I swoon every time late August arrives because it signals the return of my favorite plant dye flower.
The yellow it gives in fields and dye pots is by far my favorite. I thought I would lay out a few mordant and after dip combinations I have done. There isn't much a difference in yellows - the ammonia after dip warms it up considerably - but the iron after dip is quite significant. There is a difference in color depending on the wool/yarn you choose. Its always important to do your own tests. When you do your tests make sure you use to correct per portion of dye to weight of yarn. If you make up your "full" dye pot but dip in test yarns remember that the tests will produce a darker color than if you had put in your full amount of yarn.
When I make a pot of goldenrod dye I fill my pot full of blossom tips. The tips are fresh and barely open. The older the flower the saddened the color will be, but if your going to add iron anyway to get that great green it would be fine. Plus in November and the last flowers are blooming I grab them anyway. I have two frozen bags of fresh flowers in the freezer and plan on using them this winter - I'll post the results here in an update to see if they produce anything different.

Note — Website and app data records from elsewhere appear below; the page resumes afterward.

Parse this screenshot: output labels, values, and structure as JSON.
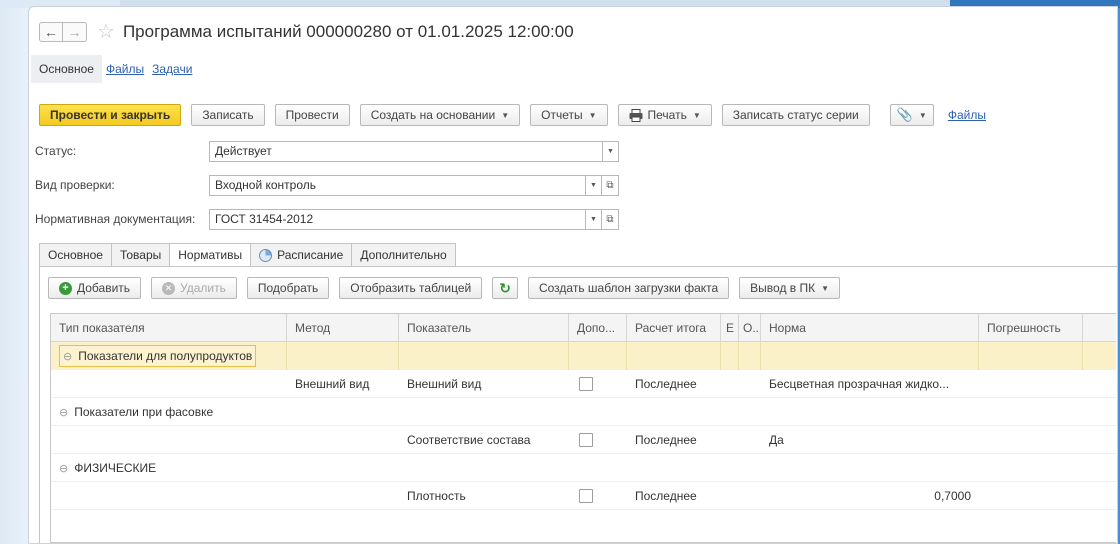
{
  "window": {
    "title": "Программа испытаний 000000280 от 01.01.2025 12:00:00"
  },
  "nav": {
    "items": [
      {
        "label": "Основное",
        "active": true
      },
      {
        "label": "Файлы",
        "active": false
      },
      {
        "label": "Задачи",
        "active": false
      }
    ]
  },
  "toolbar": {
    "post_close": "Провести и закрыть",
    "save": "Записать",
    "post": "Провести",
    "create_based": "Создать на основании",
    "reports": "Отчеты",
    "print": "Печать",
    "record_series": "Записать статус серии",
    "files_link": "Файлы"
  },
  "form": {
    "status_label": "Статус:",
    "status_value": "Действует",
    "check_label": "Вид проверки:",
    "check_value": "Входной контроль",
    "norm_label": "Нормативная документация:",
    "norm_value": "ГОСТ 31454-2012"
  },
  "tabs": [
    {
      "label": "Основное",
      "active": false
    },
    {
      "label": "Товары",
      "active": false
    },
    {
      "label": "Нормативы",
      "active": true
    },
    {
      "label": "Расписание",
      "active": false
    },
    {
      "label": "Дополнительно",
      "active": false
    }
  ],
  "table_toolbar": {
    "add": "Добавить",
    "delete": "Удалить",
    "pick": "Подобрать",
    "show_table": "Отобразить таблицей",
    "create_template": "Создать шаблон загрузки факта",
    "output_pc": "Вывод в ПК"
  },
  "table": {
    "headers": [
      "Тип показателя",
      "Метод",
      "Показатель",
      "Допо...",
      "Расчет итога",
      "Е",
      "О..",
      "Норма",
      "Погрешность"
    ],
    "rows": [
      {
        "group": "Показатели для полупродуктов",
        "selected": true
      },
      {
        "cells": [
          "",
          "Внешний вид",
          "Внешний вид",
          "",
          "Последнее",
          "",
          "",
          "Бесцветная прозрачная жидко...",
          ""
        ]
      },
      {
        "group": "Показатели при фасовке",
        "selected": false
      },
      {
        "cells": [
          "",
          "",
          "Соответствие состава",
          "",
          "Последнее",
          "",
          "",
          "Да",
          ""
        ]
      },
      {
        "group": "ФИЗИЧЕСКИЕ",
        "selected": false
      },
      {
        "cells": [
          "",
          "",
          "Плотность",
          "",
          "Последнее",
          "",
          "",
          "0,7000",
          ""
        ]
      }
    ]
  }
}
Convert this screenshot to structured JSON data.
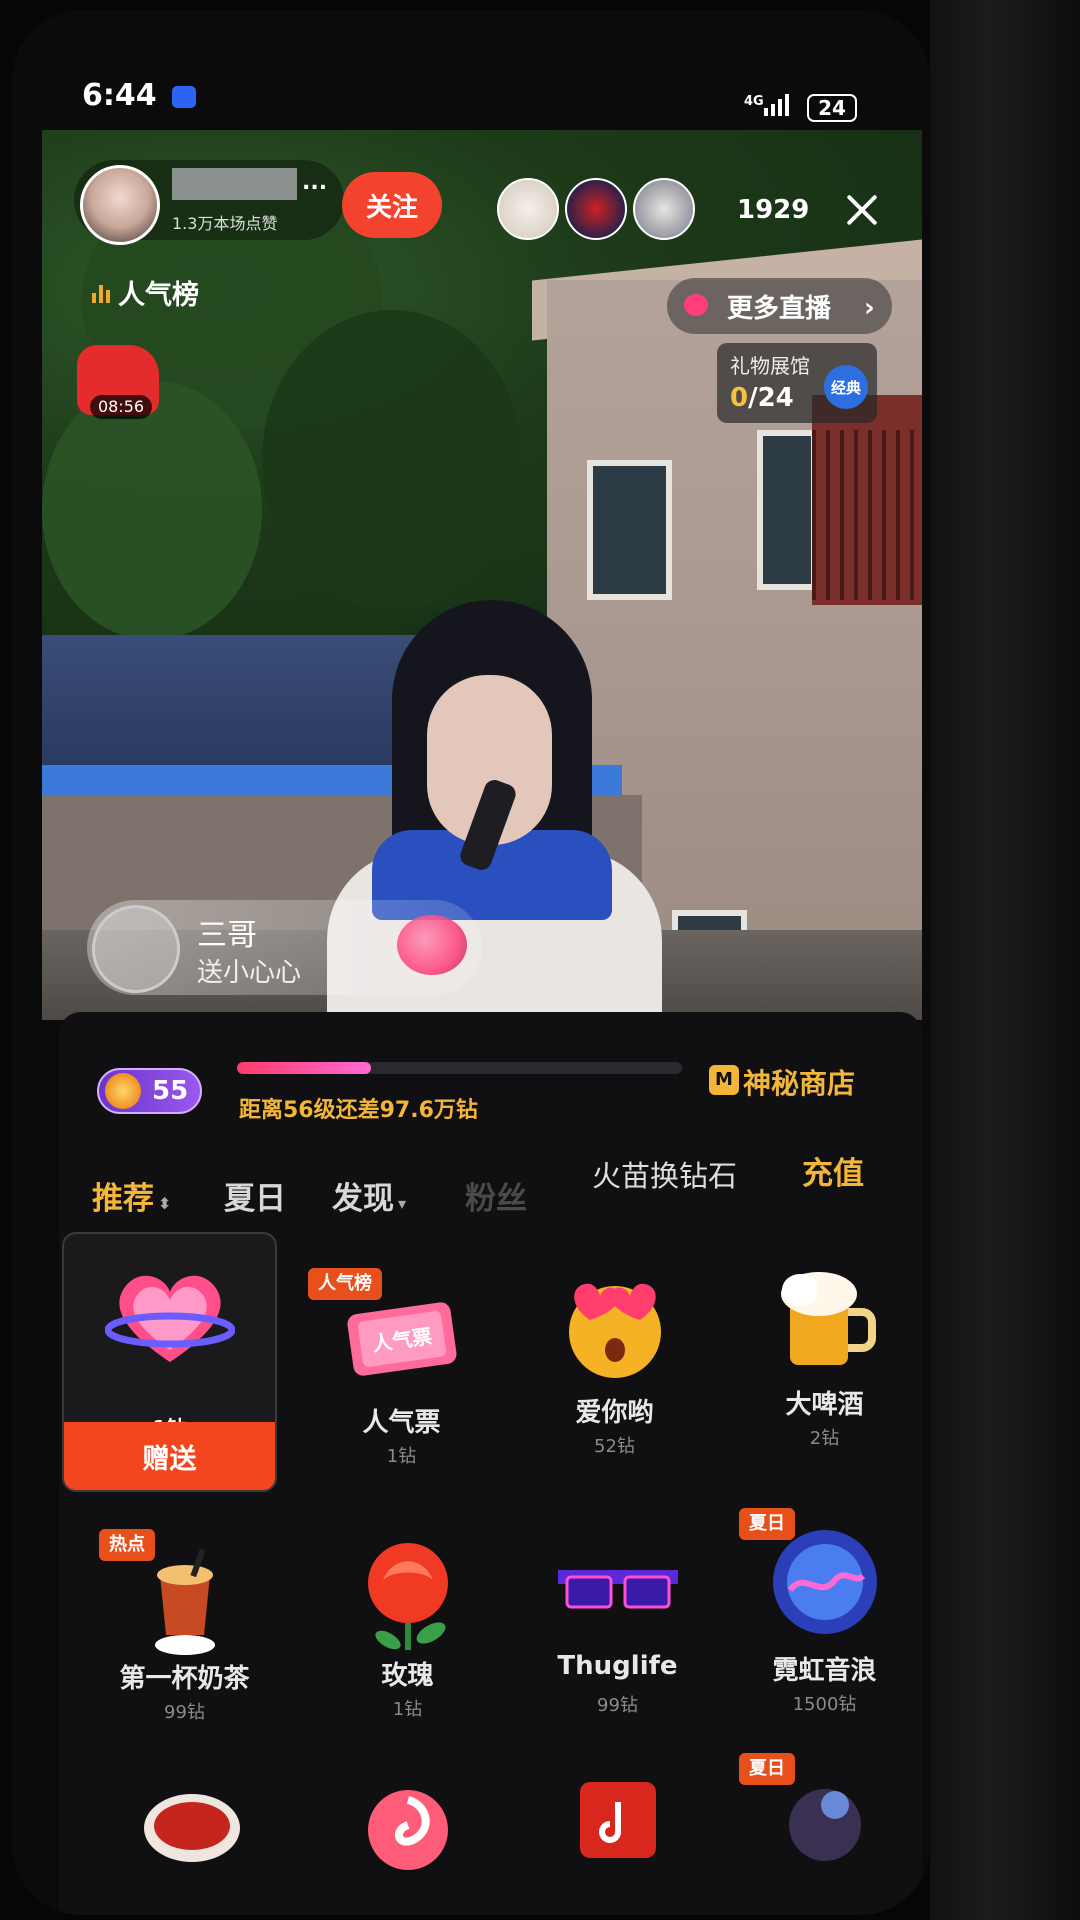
{
  "status_bar": {
    "time": "6:44",
    "network": "4G",
    "battery": "24"
  },
  "anchor": {
    "likes": "1.3万本场点赞",
    "name_suffix": "...",
    "follow_label": "关注"
  },
  "viewers": {
    "count": "1929"
  },
  "overlay": {
    "rank_label": "人气榜",
    "more_live_label": "更多直播",
    "redpack_timer": "08:56",
    "gift_hall_title": "礼物展馆",
    "gift_hall_collected": "0",
    "gift_hall_total": "/24",
    "gift_hall_badge": "经典"
  },
  "gift_notice": {
    "user": "三哥",
    "action": "送小心心"
  },
  "panel": {
    "level": "55",
    "level_progress": 0.3,
    "xp_text": "距离56级还差97.6万钻",
    "shop_label": "神秘商店",
    "shop_icon_letter": "M",
    "tabs": [
      "推荐",
      "夏日",
      "发现",
      "粉丝"
    ],
    "exchange_label": "火苗换钻石",
    "recharge_label": "充值",
    "send_label": "赠送"
  },
  "gifts": [
    {
      "name": "",
      "price": "1钻",
      "tag": "",
      "selected": true,
      "icon": "heart-planet-icon"
    },
    {
      "name": "人气票",
      "price": "1钻",
      "tag": "人气榜",
      "icon": "popularity-ticket-icon",
      "icon_text": "人气票"
    },
    {
      "name": "爱你哟",
      "price": "52钻",
      "tag": "",
      "icon": "love-face-icon"
    },
    {
      "name": "大啤酒",
      "price": "2钻",
      "tag": "",
      "icon": "beer-mug-icon"
    },
    {
      "name": "第一杯奶茶",
      "price": "99钻",
      "tag": "热点",
      "icon": "milk-tea-icon"
    },
    {
      "name": "玫瑰",
      "price": "1钻",
      "tag": "",
      "icon": "rose-icon"
    },
    {
      "name": "Thuglife",
      "price": "99钻",
      "tag": "",
      "icon": "sunglasses-icon"
    },
    {
      "name": "霓虹音浪",
      "price": "1500钻",
      "tag": "夏日",
      "icon": "neon-wave-icon"
    },
    {
      "name": "",
      "price": "",
      "tag": "",
      "icon": "flower-bouquet-icon"
    },
    {
      "name": "",
      "price": "",
      "tag": "",
      "icon": "candy-icon"
    },
    {
      "name": "",
      "price": "",
      "tag": "",
      "icon": "douyin-card-icon"
    },
    {
      "name": "",
      "price": "",
      "tag": "夏日",
      "icon": "summer-figure-icon"
    }
  ]
}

I have over dyed goldenrod and indigo and receive the most gorgeous greens you ever have seen. I also have a great time achieving oranges with cochineal. Ill try to post that next.
Remember its not the lovely goldenrod that is making you sneeze but the ragweed that grows next to it - so marvel in the beauty of goldenrod and enjoy its splendor of color.
I am also happy to report that I am once again the Handwork Teacher for the Ithaca Waldorf School in Ithaca, NY. I start tomorrow and I will hopefully take up this blog to track my comings and goings of teaching this year and future years.